◆ Task objective ◆
Search the records for the word "representation" and pick out every line that has it.

----------

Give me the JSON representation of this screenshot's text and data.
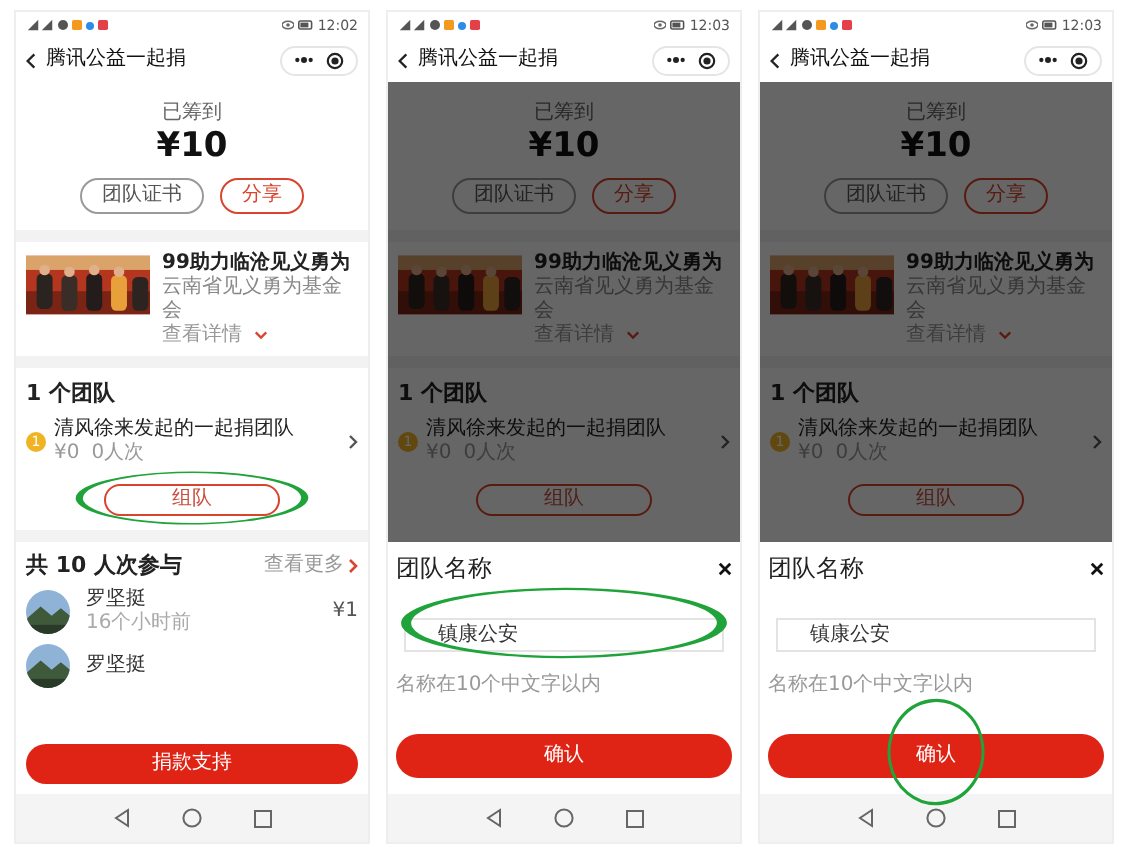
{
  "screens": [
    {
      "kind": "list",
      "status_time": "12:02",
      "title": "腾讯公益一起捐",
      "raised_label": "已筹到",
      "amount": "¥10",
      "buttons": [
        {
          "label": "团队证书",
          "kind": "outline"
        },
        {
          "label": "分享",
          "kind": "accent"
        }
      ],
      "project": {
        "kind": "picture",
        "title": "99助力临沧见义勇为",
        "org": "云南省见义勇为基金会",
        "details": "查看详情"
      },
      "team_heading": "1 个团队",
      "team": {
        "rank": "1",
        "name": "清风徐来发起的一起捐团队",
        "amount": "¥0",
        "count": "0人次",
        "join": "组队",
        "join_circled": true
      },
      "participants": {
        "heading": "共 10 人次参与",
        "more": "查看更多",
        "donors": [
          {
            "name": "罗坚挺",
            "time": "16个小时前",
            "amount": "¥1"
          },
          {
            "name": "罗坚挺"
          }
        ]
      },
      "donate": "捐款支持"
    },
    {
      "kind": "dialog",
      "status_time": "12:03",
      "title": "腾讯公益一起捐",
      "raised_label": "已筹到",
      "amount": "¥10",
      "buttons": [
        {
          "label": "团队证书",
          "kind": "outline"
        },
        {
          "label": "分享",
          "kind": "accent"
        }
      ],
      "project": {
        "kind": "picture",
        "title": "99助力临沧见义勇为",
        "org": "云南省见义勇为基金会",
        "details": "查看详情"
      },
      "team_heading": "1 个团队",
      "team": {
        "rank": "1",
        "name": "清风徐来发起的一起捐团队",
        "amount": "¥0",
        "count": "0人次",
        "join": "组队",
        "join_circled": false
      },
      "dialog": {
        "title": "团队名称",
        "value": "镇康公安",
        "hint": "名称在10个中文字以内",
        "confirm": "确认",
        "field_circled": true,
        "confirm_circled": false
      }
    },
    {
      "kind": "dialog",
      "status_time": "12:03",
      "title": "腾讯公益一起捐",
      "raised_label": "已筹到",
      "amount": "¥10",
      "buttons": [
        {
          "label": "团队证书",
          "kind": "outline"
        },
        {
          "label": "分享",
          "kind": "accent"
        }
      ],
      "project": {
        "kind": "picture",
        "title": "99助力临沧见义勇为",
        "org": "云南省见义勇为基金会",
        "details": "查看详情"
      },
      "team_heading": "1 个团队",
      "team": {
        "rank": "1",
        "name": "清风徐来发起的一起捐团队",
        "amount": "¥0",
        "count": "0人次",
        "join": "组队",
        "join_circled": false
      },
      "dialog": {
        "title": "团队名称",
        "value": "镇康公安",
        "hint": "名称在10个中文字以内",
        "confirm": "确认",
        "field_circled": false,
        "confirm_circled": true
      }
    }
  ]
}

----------

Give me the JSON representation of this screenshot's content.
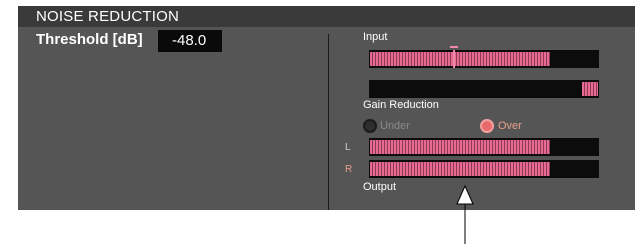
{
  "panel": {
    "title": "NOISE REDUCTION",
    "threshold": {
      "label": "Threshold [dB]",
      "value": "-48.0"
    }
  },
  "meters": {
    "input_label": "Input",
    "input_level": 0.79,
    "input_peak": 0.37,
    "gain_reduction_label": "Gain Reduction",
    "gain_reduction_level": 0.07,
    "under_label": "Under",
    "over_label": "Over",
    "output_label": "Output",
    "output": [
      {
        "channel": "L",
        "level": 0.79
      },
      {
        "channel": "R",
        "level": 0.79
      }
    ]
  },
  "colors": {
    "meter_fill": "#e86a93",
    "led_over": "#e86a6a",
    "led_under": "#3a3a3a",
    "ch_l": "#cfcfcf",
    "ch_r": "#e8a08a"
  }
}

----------

◆ Your response ◆
Give me the JSON representation of this screenshot's text and data.
Give me the JSON representation of this screenshot's content.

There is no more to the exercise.